The administration. i.e. the Executive branch. No, I’m serious, that’s why it’s called the administration/executive. There is really no need for the Legislative Branch to be in session any longer than it takes to pass the legislation necessary to protect the public interest. And specially if they’re not being particularly attentive, as in this case, you may want to limit their chances to do more damage.
OK, lemme explain: there are a (smaller by the decade) number of states of the USA whose legislatures only sit in Regular Session once every other year. In these states, the State Budget runs for TWO fiscal years. During that single Regular Session, say in the spring of the odd-number year, the legislature passes the State Budget as well as attempts to pass such legislation as they understand necessary.
Once they’re done with that, for the rest of the term they meet only in Special Session, which most often is called discretionally by the Governor, or in some cases can be requested by petition of a majority of legislators, and in which cases the agenda of the session is limited to the specific bills for which it was called. During that recess term the *committees * of the Legislature can still meet, for the purposes of oversight and to conduct hearings and inquiries. But you do not pass laws except in Session.

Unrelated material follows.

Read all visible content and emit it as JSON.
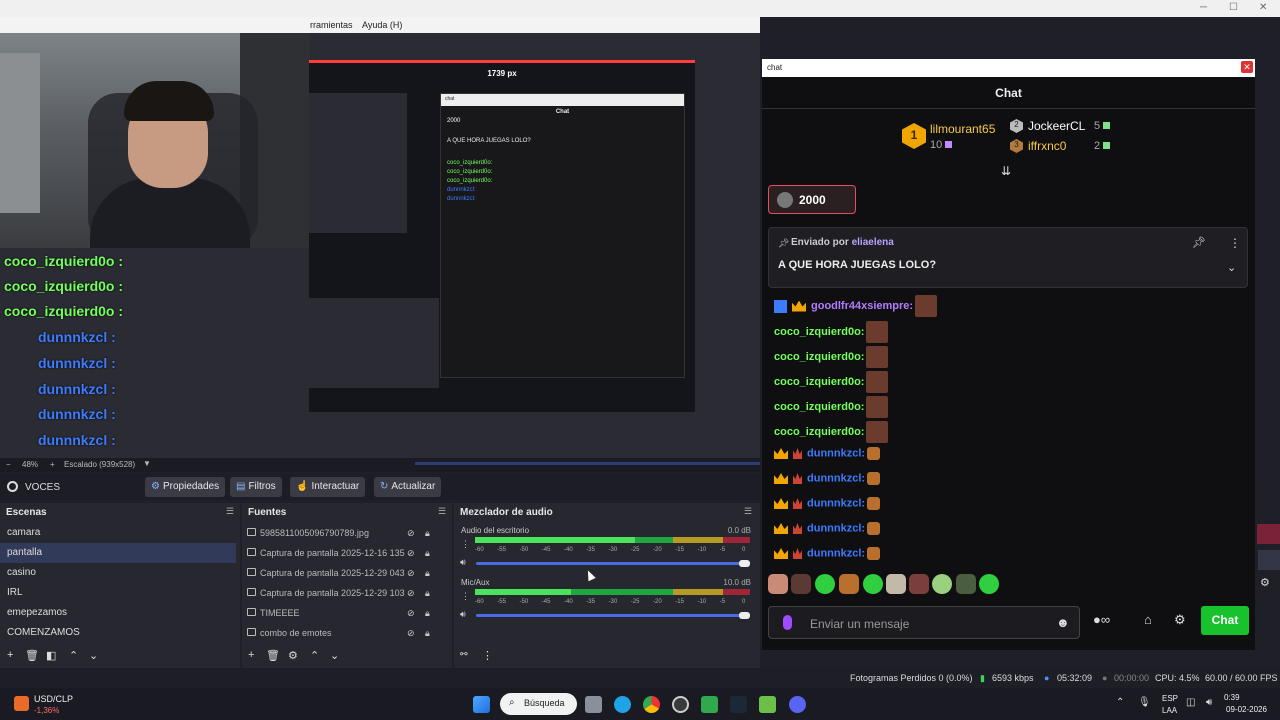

In some other States, there’s annual sessions but one may be longer, where the legislature meets for the budget, platform planks, statewide legislation, bills that may generate debate, etc. while in alternate years there’s just the budget, bills that affect localities, and noncontroversial housekeeping. And variations thereof.

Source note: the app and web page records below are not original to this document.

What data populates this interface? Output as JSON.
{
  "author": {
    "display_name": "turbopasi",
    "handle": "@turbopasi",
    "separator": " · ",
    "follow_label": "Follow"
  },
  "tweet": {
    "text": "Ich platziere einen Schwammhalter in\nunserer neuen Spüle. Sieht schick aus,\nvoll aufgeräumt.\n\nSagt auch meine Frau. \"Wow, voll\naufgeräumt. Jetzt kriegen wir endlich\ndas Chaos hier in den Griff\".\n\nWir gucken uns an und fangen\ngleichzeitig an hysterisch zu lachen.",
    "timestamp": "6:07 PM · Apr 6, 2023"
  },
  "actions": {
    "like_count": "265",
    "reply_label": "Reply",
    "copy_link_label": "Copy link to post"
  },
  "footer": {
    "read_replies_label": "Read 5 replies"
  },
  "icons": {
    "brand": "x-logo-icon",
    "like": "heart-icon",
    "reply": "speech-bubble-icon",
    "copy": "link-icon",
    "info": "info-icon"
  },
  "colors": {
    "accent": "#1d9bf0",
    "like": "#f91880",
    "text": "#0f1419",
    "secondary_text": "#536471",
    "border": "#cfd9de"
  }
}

Only a mere handful of states have officially"full time legislatures" in the style of the Federal Congress, that sit in both Fall and Spring terms and require the member to quit any other job. Of course, as society and government became more complicated, the legislators in many states found that in addition to their lawgiver functions they also had to do a lot of oversight, citizen advocacy, mediation, civic booster, etc. so for a majority of the states nowadays the legislator is serving the public in all seasons. But still, most of them have the actual Regular Session, where Bills are passed, run only about half the year, with the rest being dedicated to committee work and District-Office citizen-service work.
That said, it is parliamentarily correct that the inadvertent omission or inclusion of a word that causes a change of the substantive meaning of the statute, is something that cannot be dispensed with as a mere grammatical correction. It requires amendment by the legislative process.
Now, I’m pretty sure that if someone attempts to take undue advantage of this mistake, someone at the State AG office will discreetly advise some official at the proper level to take one for the team and flout the law. Then Hubert will have to sue the official/agency to make them write the marriage license for him and Lolita, and the AG and the Arkansas courts will be delighted to take the case… and drag it out (under an injunction for no other licenses to be issued under the new rules until it’s resolved) for as long as it takes for the Legislature to moot the issue.
At least that’s how I would do it…